#### [Your goal]
What you return must match the records exactly, with every line included.

#### [Exercise data]
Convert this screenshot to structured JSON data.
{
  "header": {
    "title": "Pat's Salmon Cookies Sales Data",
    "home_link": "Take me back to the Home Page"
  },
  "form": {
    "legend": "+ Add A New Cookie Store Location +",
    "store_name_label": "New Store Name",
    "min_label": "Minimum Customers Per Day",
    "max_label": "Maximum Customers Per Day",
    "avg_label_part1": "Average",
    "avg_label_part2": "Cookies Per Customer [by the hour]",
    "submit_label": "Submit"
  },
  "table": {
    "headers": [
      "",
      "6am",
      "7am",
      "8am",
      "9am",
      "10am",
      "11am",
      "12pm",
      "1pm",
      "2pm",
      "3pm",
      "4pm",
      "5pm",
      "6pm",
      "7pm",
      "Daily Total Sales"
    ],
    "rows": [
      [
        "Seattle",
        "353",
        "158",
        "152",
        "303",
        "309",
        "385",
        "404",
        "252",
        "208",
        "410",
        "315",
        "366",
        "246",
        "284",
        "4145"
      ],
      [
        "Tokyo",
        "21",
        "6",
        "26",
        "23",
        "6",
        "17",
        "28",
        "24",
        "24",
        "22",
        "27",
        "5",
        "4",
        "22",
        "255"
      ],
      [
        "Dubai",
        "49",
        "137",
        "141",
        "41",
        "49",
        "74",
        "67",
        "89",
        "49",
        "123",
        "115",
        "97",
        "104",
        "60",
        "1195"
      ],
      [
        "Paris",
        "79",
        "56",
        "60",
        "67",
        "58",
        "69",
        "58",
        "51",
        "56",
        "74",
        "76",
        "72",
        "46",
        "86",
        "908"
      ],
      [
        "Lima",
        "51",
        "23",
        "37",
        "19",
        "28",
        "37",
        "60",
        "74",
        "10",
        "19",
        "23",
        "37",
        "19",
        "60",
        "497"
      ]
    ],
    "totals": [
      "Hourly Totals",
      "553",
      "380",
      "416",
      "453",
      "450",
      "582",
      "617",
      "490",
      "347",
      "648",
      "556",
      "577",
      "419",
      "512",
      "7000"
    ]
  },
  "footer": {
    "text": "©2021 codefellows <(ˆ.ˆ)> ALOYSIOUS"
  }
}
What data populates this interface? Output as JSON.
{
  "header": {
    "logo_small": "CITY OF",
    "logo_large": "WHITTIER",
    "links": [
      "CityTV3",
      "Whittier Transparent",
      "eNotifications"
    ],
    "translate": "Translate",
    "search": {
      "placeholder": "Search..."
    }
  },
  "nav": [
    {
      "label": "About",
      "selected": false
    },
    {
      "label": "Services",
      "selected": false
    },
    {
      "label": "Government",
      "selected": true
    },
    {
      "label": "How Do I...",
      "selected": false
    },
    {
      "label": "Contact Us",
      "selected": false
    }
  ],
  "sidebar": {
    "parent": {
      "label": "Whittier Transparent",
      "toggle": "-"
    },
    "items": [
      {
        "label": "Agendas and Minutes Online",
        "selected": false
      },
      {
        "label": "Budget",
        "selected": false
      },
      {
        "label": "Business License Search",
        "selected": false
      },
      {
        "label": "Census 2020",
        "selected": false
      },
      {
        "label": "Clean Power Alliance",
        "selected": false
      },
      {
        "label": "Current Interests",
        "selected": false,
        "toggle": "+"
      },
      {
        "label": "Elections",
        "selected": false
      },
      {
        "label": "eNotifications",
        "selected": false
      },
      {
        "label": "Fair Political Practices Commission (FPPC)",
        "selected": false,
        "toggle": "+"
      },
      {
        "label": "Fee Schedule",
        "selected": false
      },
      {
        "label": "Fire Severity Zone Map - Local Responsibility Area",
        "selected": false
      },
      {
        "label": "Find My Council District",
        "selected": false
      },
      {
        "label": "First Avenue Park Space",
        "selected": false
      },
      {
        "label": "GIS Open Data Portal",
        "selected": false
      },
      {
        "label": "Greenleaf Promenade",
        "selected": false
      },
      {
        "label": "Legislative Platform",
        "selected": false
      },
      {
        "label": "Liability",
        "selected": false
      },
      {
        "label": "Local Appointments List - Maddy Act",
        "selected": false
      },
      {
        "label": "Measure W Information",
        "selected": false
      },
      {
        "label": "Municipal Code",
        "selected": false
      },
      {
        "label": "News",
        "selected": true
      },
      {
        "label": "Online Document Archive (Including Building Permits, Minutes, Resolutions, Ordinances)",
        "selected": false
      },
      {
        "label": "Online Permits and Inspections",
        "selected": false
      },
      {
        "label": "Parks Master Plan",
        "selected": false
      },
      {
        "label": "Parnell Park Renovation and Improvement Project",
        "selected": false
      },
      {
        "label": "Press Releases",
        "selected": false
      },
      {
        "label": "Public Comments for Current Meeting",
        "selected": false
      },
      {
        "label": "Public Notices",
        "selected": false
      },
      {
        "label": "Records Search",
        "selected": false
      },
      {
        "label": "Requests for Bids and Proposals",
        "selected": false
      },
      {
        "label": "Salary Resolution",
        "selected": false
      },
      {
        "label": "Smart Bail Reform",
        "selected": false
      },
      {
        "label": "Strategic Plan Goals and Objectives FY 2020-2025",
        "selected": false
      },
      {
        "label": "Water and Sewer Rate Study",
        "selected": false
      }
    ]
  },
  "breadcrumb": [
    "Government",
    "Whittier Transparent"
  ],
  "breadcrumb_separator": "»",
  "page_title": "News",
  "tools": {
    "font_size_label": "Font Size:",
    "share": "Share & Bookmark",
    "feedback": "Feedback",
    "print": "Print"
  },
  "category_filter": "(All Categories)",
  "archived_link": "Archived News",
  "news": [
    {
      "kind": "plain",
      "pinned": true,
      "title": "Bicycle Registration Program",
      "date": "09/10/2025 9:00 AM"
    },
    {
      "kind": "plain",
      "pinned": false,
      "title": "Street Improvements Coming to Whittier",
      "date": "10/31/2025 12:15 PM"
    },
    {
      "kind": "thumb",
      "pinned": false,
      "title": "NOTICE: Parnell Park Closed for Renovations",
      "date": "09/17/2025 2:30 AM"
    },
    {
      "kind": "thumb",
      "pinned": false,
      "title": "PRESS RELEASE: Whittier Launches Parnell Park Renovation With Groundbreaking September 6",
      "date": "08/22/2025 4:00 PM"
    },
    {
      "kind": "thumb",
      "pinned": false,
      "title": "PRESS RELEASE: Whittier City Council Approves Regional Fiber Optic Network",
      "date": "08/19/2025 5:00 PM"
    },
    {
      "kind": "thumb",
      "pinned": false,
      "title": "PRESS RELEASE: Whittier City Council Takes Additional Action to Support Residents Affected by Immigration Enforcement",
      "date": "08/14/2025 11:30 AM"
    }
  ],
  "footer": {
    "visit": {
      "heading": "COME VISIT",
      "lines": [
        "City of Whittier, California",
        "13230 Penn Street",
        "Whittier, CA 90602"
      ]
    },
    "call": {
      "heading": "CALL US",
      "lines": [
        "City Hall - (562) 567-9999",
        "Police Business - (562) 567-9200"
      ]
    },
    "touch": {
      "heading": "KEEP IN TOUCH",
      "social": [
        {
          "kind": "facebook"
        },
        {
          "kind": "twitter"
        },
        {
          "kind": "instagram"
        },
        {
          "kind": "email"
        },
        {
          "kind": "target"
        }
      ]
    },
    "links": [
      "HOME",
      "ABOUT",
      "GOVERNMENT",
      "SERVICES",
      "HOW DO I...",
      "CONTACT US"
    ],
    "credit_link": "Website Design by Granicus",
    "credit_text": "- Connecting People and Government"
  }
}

#### [Task response]
Convert this screenshot to structured JSON data.
{
  "header": {
    "title": "Pat's Salmon Cookies Sales Data",
    "home_link": "Take me back to the Home Page"
  },
  "form": {
    "legend": "+ Add A New Cookie Store Location +",
    "store_name_label": "New Store Name",
    "min_label": "Minimum Customers Per Day",
    "max_label": "Maximum Customers Per Day",
    "avg_label_part1": "Average",
    "avg_label_part2": "Cookies Per Customer [by the hour]",
    "submit_label": "Submit"
  },
  "table": {
    "headers": [
      "",
      "6am",
      "7am",
      "8am",
      "9am",
      "10am",
      "11am",
      "12pm",
      "1pm",
      "2pm",
      "3pm",
      "4pm",
      "5pm",
      "6pm",
      "7pm",
      "Daily Total Sales"
    ],
    "rows": [
      [
        "Seattle",
        "353",
        "158",
        "152",
        "303",
        "309",
        "385",
        "404",
        "252",
        "208",
        "410",
        "315",
        "366",
        "246",
        "284",
        "4145"
      ],
      [
        "Tokyo",
        "21",
        "6",
        "26",
        "23",
        "6",
        "17",
        "28",
        "24",
        "24",
        "22",
        "27",
        "5",
        "4",
        "22",
        "255"
      ],
      [
        "Dubai",
        "49",
        "137",
        "141",
        "41",
        "49",
        "74",
        "67",
        "89",
        "49",
        "123",
        "115",
        "97",
        "104",
        "60",
        "1195"
      ],
      [
        "Paris",
        "79",
        "56",
        "60",
        "67",
        "58",
        "69",
        "58",
        "51",
        "56",
        "74",
        "76",
        "72",
        "46",
        "86",
        "908"
      ],
      [
        "Lima",
        "51",
        "23",
        "37",
        "19",
        "28",
        "37",
        "60",
        "74",
        "10",
        "19",
        "23",
        "37",
        "19",
        "60",
        "497"
      ]
    ],
    "totals": [
      "Hourly Totals",
      "553",
      "380",
      "416",
      "453",
      "450",
      "582",
      "617",
      "490",
      "347",
      "648",
      "556",
      "577",
      "419",
      "512",
      "7000"
    ]
  },
  "footer": {
    "text": "©2021 codefellows <(ˆ.ˆ)> ALOYSIOUS"
  }
}
What data populates this interface? Output as JSON.
{
  "header": {
    "logo_small": "CITY OF",
    "logo_large": "WHITTIER",
    "links": [
      "CityTV3",
      "Whittier Transparent",
      "eNotifications"
    ],
    "translate": "Translate",
    "search": {
      "placeholder": "Search..."
    }
  },
  "nav": [
    {
      "label": "About",
      "selected": false
    },
    {
      "label": "Services",
      "selected": false
    },
    {
      "label": "Government",
      "selected": true
    },
    {
      "label": "How Do I...",
      "selected": false
    },
    {
      "label": "Contact Us",
      "selected": false
    }
  ],
  "sidebar": {
    "parent": {
      "label": "Whittier Transparent",
      "toggle": "-"
    },
    "items": [
      {
        "label": "Agendas and Minutes Online",
        "selected": false
      },
      {
        "label": "Budget",
        "selected": false
      },
      {
        "label": "Business License Search",
        "selected": false
      },
      {
        "label": "Census 2020",
        "selected": false
      },
      {
        "label": "Clean Power Alliance",
        "selected": false
      },
      {
        "label": "Current Interests",
        "selected": false,
        "toggle": "+"
      },
      {
        "label": "Elections",
        "selected": false
      },
      {
        "label": "eNotifications",
        "selected": false
      },
      {
        "label": "Fair Political Practices Commission (FPPC)",
        "selected": false,
        "toggle": "+"
      },
      {
        "label": "Fee Schedule",
        "selected": false
      },
      {
        "label": "Fire Severity Zone Map - Local Responsibility Area",
        "selected": false
      },
      {
        "label": "Find My Council District",
        "selected": false
      },
      {
        "label": "First Avenue Park Space",
        "selected": false
      },
      {
        "label": "GIS Open Data Portal",
        "selected": false
      },
      {
        "label": "Greenleaf Promenade",
        "selected": false
      },
      {
        "label": "Legislative Platform",
        "selected": false
      },
      {
        "label": "Liability",
        "selected": false
      },
      {
        "label": "Local Appointments List - Maddy Act",
        "selected": false
      },
      {
        "label": "Measure W Information",
        "selected": false
      },
      {
        "label": "Municipal Code",
        "selected": false
      },
      {
        "label": "News",
        "selected": true
      },
      {
        "label": "Online Document Archive (Including Building Permits, Minutes, Resolutions, Ordinances)",
        "selected": false
      },
      {
        "label": "Online Permits and Inspections",
        "selected": false
      },
      {
        "label": "Parks Master Plan",
        "selected": false
      },
      {
        "label": "Parnell Park Renovation and Improvement Project",
        "selected": false
      },
      {
        "label": "Press Releases",
        "selected": false
      },
      {
        "label": "Public Comments for Current Meeting",
        "selected": false
      },
      {
        "label": "Public Notices",
        "selected": false
      },
      {
        "label": "Records Search",
        "selected": false
      },
      {
        "label": "Requests for Bids and Proposals",
        "selected": false
      },
      {
        "label": "Salary Resolution",
        "selected": false
      },
      {
        "label": "Smart Bail Reform",
        "selected": false
      },
      {
        "label": "Strategic Plan Goals and Objectives FY 2020-2025",
        "selected": false
      },
      {
        "label": "Water and Sewer Rate Study",
        "selected": false
      }
    ]
  },
  "breadcrumb": [
    "Government",
    "Whittier Transparent"
  ],
  "breadcrumb_separator": "»",
  "page_title": "News",
  "tools": {
    "font_size_label": "Font Size:",
    "share": "Share & Bookmark",
    "feedback": "Feedback",
    "print": "Print"
  },
  "category_filter": "(All Categories)",
  "archived_link": "Archived News",
  "news": [
    {
      "kind": "plain",
      "pinned": true,
      "title": "Bicycle Registration Program",
      "date": "09/10/2025 9:00 AM"
    },
    {
      "kind": "plain",
      "pinned": false,
      "title": "Street Improvements Coming to Whittier",
      "date": "10/31/2025 12:15 PM"
    },
    {
      "kind": "thumb",
      "pinned": false,
      "title": "NOTICE: Parnell Park Closed for Renovations",
      "date": "09/17/2025 2:30 AM"
    },
    {
      "kind": "thumb",
      "pinned": false,
      "title": "PRESS RELEASE: Whittier Launches Parnell Park Renovation With Groundbreaking September 6",
      "date": "08/22/2025 4:00 PM"
    },
    {
      "kind": "thumb",
      "pinned": false,
      "title": "PRESS RELEASE: Whittier City Council Approves Regional Fiber Optic Network",
      "date": "08/19/2025 5:00 PM"
    },
    {
      "kind": "thumb",
      "pinned": false,
      "title": "PRESS RELEASE: Whittier City Council Takes Additional Action to Support Residents Affected by Immigration Enforcement",
      "date": "08/14/2025 11:30 AM"
    }
  ],
  "footer": {
    "visit": {
      "heading": "COME VISIT",
      "lines": [
        "City of Whittier, California",
        "13230 Penn Street",
        "Whittier, CA 90602"
      ]
    },
    "call": {
      "heading": "CALL US",
      "lines": [
        "City Hall - (562) 567-9999",
        "Police Business - (562) 567-9200"
      ]
    },
    "touch": {
      "heading": "KEEP IN TOUCH",
      "social": [
        {
          "kind": "facebook"
        },
        {
          "kind": "twitter"
        },
        {
          "kind": "instagram"
        },
        {
          "kind": "email"
        },
        {
          "kind": "target"
        }
      ]
    },
    "links": [
      "HOME",
      "ABOUT",
      "GOVERNMENT",
      "SERVICES",
      "HOW DO I...",
      "CONTACT US"
    ],
    "credit_link": "Website Design by Granicus",
    "credit_text": "- Connecting People and Government"
  }
}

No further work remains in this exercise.